---------- Data for review ----------
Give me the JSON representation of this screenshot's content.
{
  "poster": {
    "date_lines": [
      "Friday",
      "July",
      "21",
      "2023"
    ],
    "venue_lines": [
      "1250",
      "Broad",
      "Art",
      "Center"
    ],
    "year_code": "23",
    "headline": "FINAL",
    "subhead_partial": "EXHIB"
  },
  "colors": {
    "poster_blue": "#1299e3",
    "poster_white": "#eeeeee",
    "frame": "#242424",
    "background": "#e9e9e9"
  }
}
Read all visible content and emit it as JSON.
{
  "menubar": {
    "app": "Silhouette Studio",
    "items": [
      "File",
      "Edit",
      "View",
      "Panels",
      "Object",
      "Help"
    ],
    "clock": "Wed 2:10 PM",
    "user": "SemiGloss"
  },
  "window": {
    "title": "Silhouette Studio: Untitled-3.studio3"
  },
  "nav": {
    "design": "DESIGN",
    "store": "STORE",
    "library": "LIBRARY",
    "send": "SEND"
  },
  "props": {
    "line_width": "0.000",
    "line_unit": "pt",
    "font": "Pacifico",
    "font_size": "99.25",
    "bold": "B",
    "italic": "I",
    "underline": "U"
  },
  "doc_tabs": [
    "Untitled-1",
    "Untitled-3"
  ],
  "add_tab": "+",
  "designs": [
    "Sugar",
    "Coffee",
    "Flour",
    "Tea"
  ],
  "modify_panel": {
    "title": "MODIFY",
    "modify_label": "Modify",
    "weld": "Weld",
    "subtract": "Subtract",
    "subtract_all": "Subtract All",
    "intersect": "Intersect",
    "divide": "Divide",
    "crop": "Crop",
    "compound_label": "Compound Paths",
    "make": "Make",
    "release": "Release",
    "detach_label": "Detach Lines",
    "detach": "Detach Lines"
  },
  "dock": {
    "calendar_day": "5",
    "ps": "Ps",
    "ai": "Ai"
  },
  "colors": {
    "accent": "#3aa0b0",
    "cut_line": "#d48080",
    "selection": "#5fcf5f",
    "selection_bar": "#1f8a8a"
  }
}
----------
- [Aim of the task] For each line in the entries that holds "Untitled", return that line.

- [Reply to the task]
    "title": "Silhouette Studio: Untitled-3.studio3"
    "Untitled-1",
    "Untitled-3"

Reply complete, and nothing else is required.